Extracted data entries
--- --- ---
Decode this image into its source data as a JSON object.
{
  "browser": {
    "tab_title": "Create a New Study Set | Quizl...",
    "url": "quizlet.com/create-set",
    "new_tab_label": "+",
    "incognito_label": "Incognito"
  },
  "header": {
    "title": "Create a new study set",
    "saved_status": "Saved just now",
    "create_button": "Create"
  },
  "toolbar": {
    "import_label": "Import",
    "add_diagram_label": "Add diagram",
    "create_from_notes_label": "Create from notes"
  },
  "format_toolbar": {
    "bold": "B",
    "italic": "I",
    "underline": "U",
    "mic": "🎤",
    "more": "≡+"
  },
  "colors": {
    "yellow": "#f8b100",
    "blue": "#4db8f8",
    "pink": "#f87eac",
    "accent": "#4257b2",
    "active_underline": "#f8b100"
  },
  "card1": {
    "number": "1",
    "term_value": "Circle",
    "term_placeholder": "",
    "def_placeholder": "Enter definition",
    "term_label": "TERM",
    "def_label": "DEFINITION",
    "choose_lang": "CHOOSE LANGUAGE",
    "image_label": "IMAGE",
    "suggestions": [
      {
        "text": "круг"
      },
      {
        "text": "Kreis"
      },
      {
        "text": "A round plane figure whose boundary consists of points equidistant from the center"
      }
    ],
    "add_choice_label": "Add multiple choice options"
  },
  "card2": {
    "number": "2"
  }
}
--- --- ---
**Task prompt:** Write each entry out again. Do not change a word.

**Result:**
Decode this image into its source data as a JSON object.
{
  "browser": {
    "tab_title": "Create a New Study Set | Quizl...",
    "url": "quizlet.com/create-set",
    "new_tab_label": "+",
    "incognito_label": "Incognito"
  },
  "header": {
    "title": "Create a new study set",
    "saved_status": "Saved just now",
    "create_button": "Create"
  },
  "toolbar": {
    "import_label": "Import",
    "add_diagram_label": "Add diagram",
    "create_from_notes_label": "Create from notes"
  },
  "format_toolbar": {
    "bold": "B",
    "italic": "I",
    "underline": "U",
    "mic": "🎤",
    "more": "≡+"
  },
  "colors": {
    "yellow": "#f8b100",
    "blue": "#4db8f8",
    "pink": "#f87eac",
    "accent": "#4257b2",
    "active_underline": "#f8b100"
  },
  "card1": {
    "number": "1",
    "term_value": "Circle",
    "term_placeholder": "",
    "def_placeholder": "Enter definition",
    "term_label": "TERM",
    "def_label": "DEFINITION",
    "choose_lang": "CHOOSE LANGUAGE",
    "image_label": "IMAGE",
    "suggestions": [
      {
        "text": "круг"
      },
      {
        "text": "Kreis"
      },
      {
        "text": "A round plane figure whose boundary consists of points equidistant from the center"
      }
    ],
    "add_choice_label": "Add multiple choice options"
  },
  "card2": {
    "number": "2"
  }
}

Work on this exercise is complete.